- [Exercise aim] Scan the data below for the string "kind". Show every line where it turns up.

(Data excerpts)
★ ★ ★ ★
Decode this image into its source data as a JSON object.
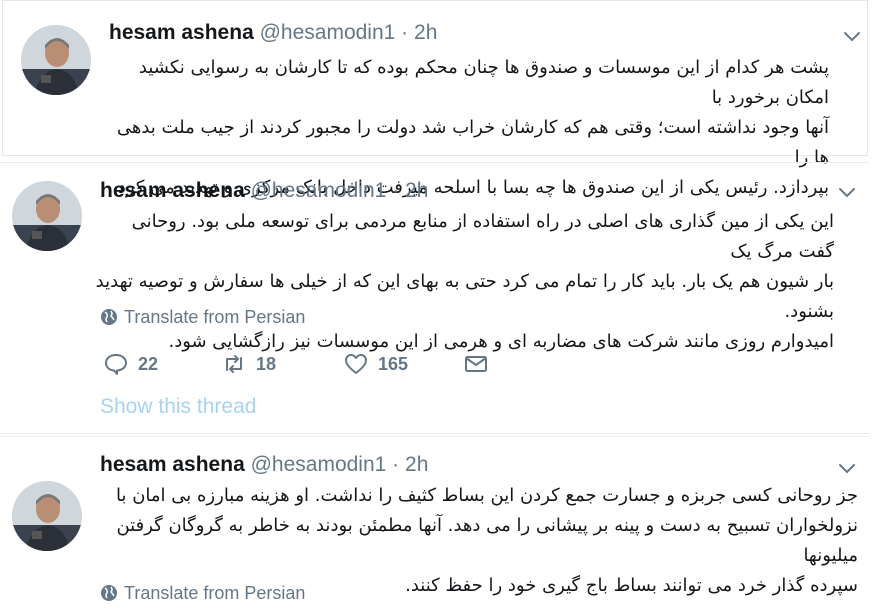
{
  "tweets": [
    {
      "name": "hesam ashena",
      "handle": "@hesamodin1",
      "dot": "·",
      "time": "2h",
      "lines": [
        "پشت هر کدام از این موسسات و صندوق ها چنان محکم بوده که تا کارشان به رسوایی نکشید امکان برخورد با",
        "آنها وجود نداشته است؛ وقتی هم که کارشان خراب شد دولت را مجبور کردند از جیب ملت بدهی ها را",
        "بپردازد. رئیس یکی از این صندوق ها چه بسا با اسلحه میرفت داخل بانک مرکزی و تهدید می کرد."
      ]
    },
    {
      "name": "hesam ashena",
      "handle": "@hesamodin1",
      "dot": "·",
      "time": "2h",
      "lines": [
        "این یکی از مین گذاری های اصلی در راه استفاده از منابع مردمی برای توسعه ملی بود. روحانی گفت مرگ یک",
        "بار شیون هم یک بار. باید کار را تمام می کرد حتی به بهای این که از خیلی ها سفارش و توصیه تهدید بشنود.",
        "امیدوارم روزی مانند شرکت های مضاربه ای و هرمی از این موسسات نیز رازگشایی شود."
      ],
      "translate": "Translate from Persian",
      "replies": "22",
      "retweets": "18",
      "likes": "165",
      "show_thread": "Show this thread"
    },
    {
      "name": "hesam ashena",
      "handle": "@hesamodin1",
      "dot": "·",
      "time": "2h",
      "lines": [
        "جز روحانی کسی جربزه و جسارت جمع کردن این بساط کثیف را نداشت. او هزینه مبارزه بی امان با",
        "نزولخواران تسبیح به دست و پینه بر پیشانی را می دهد. آنها مطمئن بودند به خاطر به گروگان گرفتن میلیونها",
        "سپرده گذار خرد می توانند بساط باج گیری خود را حفظ کنند."
      ],
      "translate": "Translate from Persian"
    }
  ],
  "icons": {
    "reply": "reply-icon",
    "retweet": "retweet-icon",
    "like": "heart-icon",
    "dm": "envelope-icon",
    "globe": "globe-icon",
    "caret": "chevron-down-icon"
  },
  "colors": {
    "text": "#14171a",
    "secondary": "#657786",
    "link_faded": "#a6d3f2",
    "border": "#e6ecf0"
  }
}
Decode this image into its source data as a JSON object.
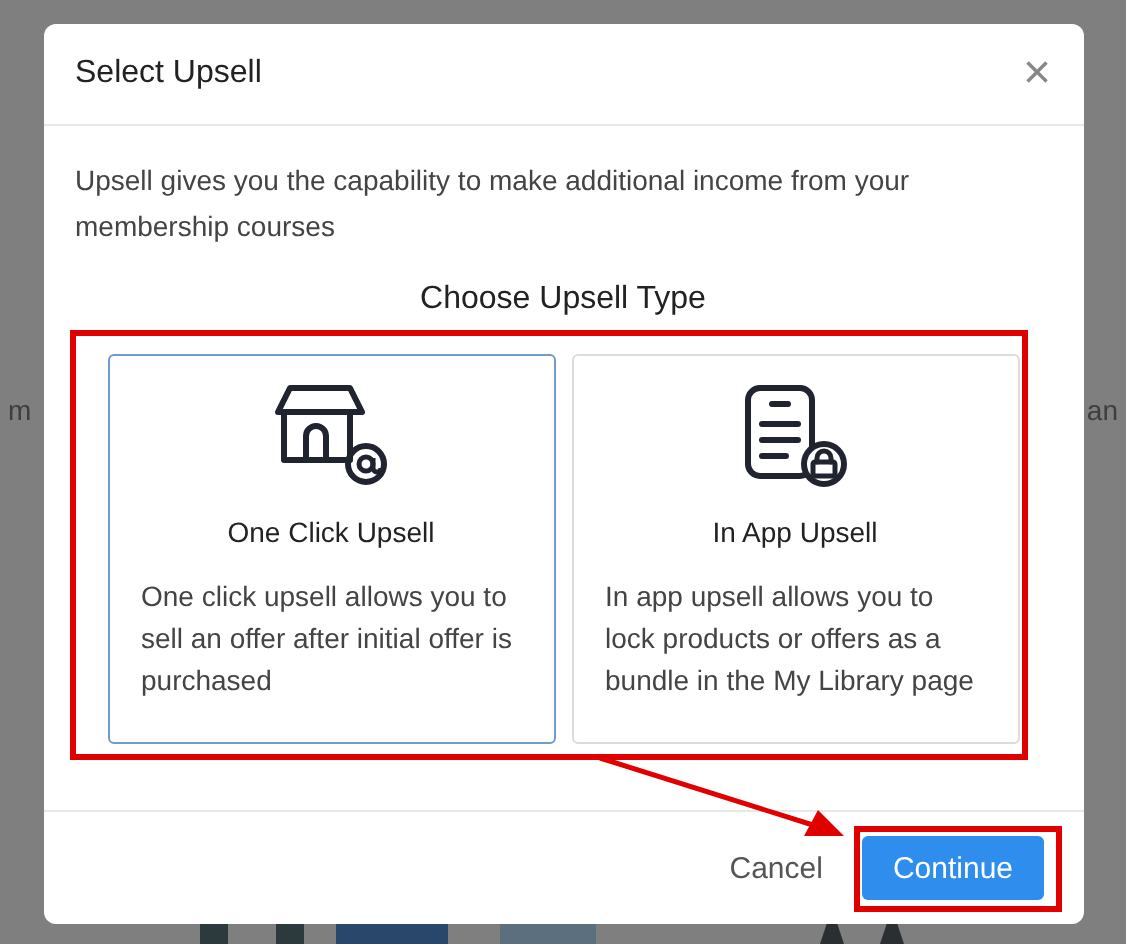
{
  "background_text": [
    "m",
    "an"
  ],
  "dialog": {
    "title": "Select Upsell",
    "close": "×",
    "description": "Upsell gives you the capability to make additional income from your membership courses",
    "section_title": "Choose Upsell Type",
    "options": [
      {
        "kind": "store",
        "title": "One Click Upsell",
        "description": "One click upsell allows you to sell an offer after initial offer is purchased",
        "selected": true
      },
      {
        "kind": "document",
        "title": "In App Upsell",
        "description": "In app upsell allows you to lock products or offers as a bundle in the My Library page",
        "selected": false
      }
    ],
    "buttons": [
      {
        "label": "Cancel",
        "kind": "secondary"
      },
      {
        "label": "Continue",
        "kind": "primary"
      }
    ]
  }
}
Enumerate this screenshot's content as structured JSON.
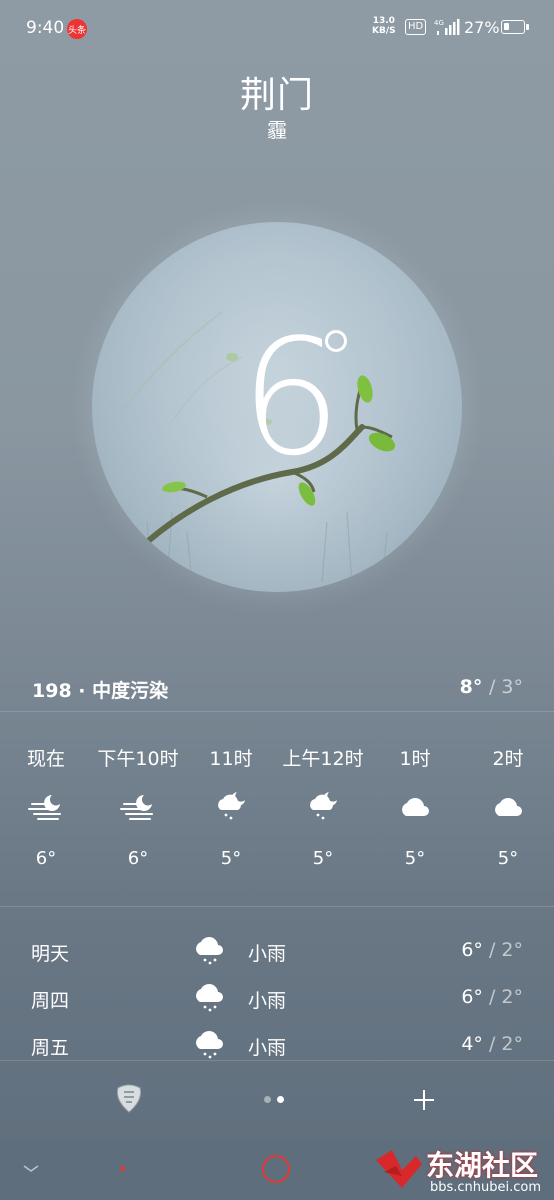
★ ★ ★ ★
- [Your response]
        "kind": "store",
        "kind": "document",
        "kind": "secondary"
        "kind": "primary"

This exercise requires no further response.